The beginning of a new adventure ….

Unemployment, Week One

Unemployment, Week One

So far, so good on the unemployment thing. While it’s never ideal to be the one voted off the island, I find I don’t miss the job at all — I miss the people I worked with, but I don’t miss being chained to my desk from eight in the morning until six at night; I don’t miss the anxiety of thinking someone might send you an instant message while you were getting a cup of tea and then decide you’re slacking; I don’t miss being treated as an incompetent by my manager, and I’m beginning to get over the numbness that has been plagueing my right arm and shoulder for the past couple of months.

This week, frankly, I’ve been sleeping a lot. This feels a lot like the summer after I finished my Phd exams, when I slept, read plotty, unchallenging books (that summer it was the Raj Quartet, this summer it’s the Inspector Montalbano mysteries by Andrea Camelleri), and just went into recovery mode.

The first thing I did last week was to re-organize my office. Out went the big desk that was too high, and which I think was a major contributing factor to the arm numbness. Up from the basement came the ugly-but-comfy armchair and the tilty table from Levengers (really great when I have to type in quotes from books for the new freelance gig). Also up from the basement came my wee desk from Target — when I took the finials off the bottom of the legs, it’s exactly the right midget height for me to sit in a chair with my feet on the floor and type. I pulled out my old corkboard and tacked a few note cards with article ideas up, and purged all the stuff from my office bookshelves that I’m not going to need anymore. A vase of flowers from the garden, and I’m set. A new office for a new era.

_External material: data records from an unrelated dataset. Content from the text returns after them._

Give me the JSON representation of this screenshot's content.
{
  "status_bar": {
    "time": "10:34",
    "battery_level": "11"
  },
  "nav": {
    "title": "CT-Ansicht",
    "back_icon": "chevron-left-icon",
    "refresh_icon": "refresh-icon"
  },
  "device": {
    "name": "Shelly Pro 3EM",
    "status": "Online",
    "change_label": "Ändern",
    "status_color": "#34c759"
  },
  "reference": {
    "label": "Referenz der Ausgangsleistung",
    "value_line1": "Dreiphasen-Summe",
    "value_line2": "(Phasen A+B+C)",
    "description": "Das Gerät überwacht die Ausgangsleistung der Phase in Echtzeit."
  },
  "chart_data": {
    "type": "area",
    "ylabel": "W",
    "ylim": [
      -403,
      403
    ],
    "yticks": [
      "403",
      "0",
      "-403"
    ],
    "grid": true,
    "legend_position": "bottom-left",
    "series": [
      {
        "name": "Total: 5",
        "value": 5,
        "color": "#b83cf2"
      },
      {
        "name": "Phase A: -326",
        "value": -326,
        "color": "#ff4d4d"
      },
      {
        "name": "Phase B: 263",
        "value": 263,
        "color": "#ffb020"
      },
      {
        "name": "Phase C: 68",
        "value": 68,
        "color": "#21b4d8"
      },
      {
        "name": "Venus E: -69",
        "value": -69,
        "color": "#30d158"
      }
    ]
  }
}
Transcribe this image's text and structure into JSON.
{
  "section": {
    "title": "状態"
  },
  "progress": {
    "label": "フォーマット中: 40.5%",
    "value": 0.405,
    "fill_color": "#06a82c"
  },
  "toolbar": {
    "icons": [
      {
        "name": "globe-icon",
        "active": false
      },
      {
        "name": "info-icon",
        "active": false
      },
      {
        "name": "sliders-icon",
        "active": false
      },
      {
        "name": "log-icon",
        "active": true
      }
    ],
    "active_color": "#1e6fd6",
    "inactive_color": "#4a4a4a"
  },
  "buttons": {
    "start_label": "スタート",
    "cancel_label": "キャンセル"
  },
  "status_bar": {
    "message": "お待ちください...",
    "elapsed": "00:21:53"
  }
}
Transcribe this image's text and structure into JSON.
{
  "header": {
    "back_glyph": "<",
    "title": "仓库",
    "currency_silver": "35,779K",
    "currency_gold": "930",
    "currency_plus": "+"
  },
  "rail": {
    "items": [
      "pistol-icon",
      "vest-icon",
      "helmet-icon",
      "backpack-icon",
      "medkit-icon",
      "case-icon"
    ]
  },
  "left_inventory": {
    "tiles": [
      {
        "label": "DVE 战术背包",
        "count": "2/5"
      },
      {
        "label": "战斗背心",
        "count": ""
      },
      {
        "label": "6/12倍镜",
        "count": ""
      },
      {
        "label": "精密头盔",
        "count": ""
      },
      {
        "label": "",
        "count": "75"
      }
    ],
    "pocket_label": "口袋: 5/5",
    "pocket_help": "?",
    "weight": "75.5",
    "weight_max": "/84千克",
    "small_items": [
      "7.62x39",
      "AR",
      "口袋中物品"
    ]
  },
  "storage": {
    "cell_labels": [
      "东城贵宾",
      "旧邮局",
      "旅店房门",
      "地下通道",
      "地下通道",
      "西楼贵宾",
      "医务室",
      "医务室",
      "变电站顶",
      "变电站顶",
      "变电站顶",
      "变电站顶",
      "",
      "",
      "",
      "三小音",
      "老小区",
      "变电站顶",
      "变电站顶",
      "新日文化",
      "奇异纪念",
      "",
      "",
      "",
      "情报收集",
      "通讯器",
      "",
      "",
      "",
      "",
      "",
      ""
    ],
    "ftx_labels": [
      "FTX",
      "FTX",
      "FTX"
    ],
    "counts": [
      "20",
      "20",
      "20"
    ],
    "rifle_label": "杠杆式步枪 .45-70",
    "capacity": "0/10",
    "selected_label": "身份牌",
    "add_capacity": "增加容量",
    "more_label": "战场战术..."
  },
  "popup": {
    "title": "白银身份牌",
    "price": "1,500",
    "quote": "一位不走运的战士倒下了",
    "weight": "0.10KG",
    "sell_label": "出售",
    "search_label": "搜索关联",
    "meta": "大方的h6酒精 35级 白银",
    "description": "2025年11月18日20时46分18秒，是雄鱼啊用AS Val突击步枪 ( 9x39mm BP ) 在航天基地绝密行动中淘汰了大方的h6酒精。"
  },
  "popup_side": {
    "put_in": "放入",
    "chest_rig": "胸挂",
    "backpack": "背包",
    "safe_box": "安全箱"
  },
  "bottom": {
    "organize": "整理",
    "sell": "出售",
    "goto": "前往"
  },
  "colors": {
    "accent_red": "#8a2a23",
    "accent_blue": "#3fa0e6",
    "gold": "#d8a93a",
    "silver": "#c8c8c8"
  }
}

I also managed to get a lot of things done that I’ve been working too much to address. I got the snow tires off my car (well, it did snow in June, but not that much). I washed my kitchen floor. I weeded the vegetable garden, picked the peas and the favas and planted some endives for fall. I rebuilt the chicken coop (a proper post on that later) so the chickens can’t get out.  Chuck and I went for a 10 mile hike. I went up to my Milk Lady’s farm and relocated the rooster (he’s cock of the walk in the hen house apparently — very much the new guy in town and loving it) and bought some hens from her. I went big-grocery shopping and went to Costco and got some acupuncture for the bad shoulder. I took the dogs swimming in the Yellowstone and then for a short hike (Owen’s robo-leg held up great). I got my hair cut.

And yesterday I finally got back to my new office, finished up one freelance project, got started on another, and figured out how to re-write the opening section of the novel I now have no excuse for not finishing. A week off was delightful, but now I can hear the clock ticking. I have six months to figure out this next part. Six months to finish my novel, and drum up enough freelance projects to keep the little ark afloat. Six months minus one week, and counting …